A pumping port provides a tie-in to the force main in case there is a problem with the lift station that causes the wet well to fill to capacity. This allows for an emergency mobile pumping system to drop in to the wet well and pump the inflow to the existing force main. The pumping port is located downstream of the check valve in either a valve vault or a separate enclosure. The check valve prevents the water from reentering the wet well. This method is an affordable way to prevent overflow in emergency scenarios; otherwise, the inflow would need to be pumped to trucks and hauled to a discharge point or treatment. Romtec Utilities always suggests designing a pumping port into a lift station package.

Why use an Air Release Valve (ARV)?

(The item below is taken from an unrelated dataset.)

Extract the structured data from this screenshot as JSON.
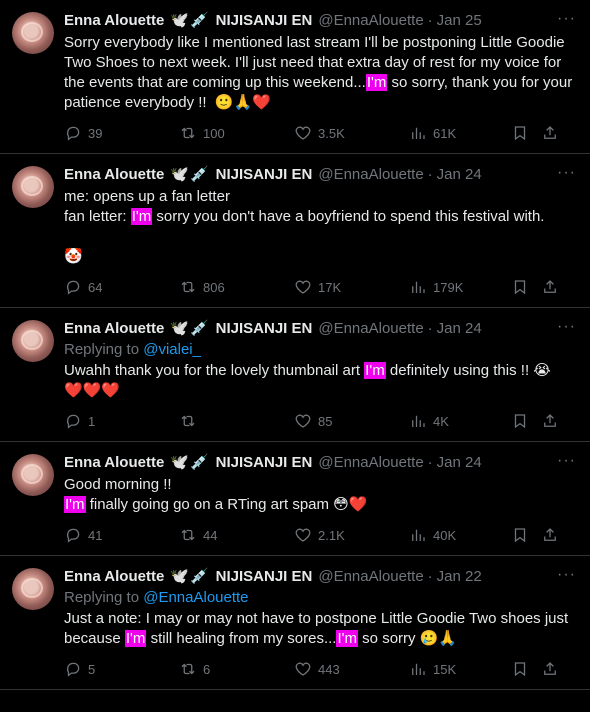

Air release valves (ARVs) are used to help resolve air entrapment issues. ARVs are typically located at high point elevations in force mains. The ARV released any entrapped air caught at the high point of the system (see image below 1). This air can come from pressure changes, the pumps, through any openings, and/or through fittings. There is air trapped at high point elevations because air is lighter then water and there is nothing forcing it down the pipe system. If this air is left in the system it can reduce efficiency or can cause water hammering. In more extreme cases it can cause a total “air lock” within the system. ARVs are also used in a lift station design when the piping leaving the system has a high point. For example, the force main may be slightly down hill or it could be an industrial site where the piping comes out the top but then descends again to be underground (see picture below). This is typically done so that the valves and pressure gauges can be above ground to help aid in maintenance. ARVs can also be placed inside a valve vault of the lift station for easy access for maintenance. Without the ARV, cavitation can occur along with the other problem listed above causing damage to the lift station and pumps.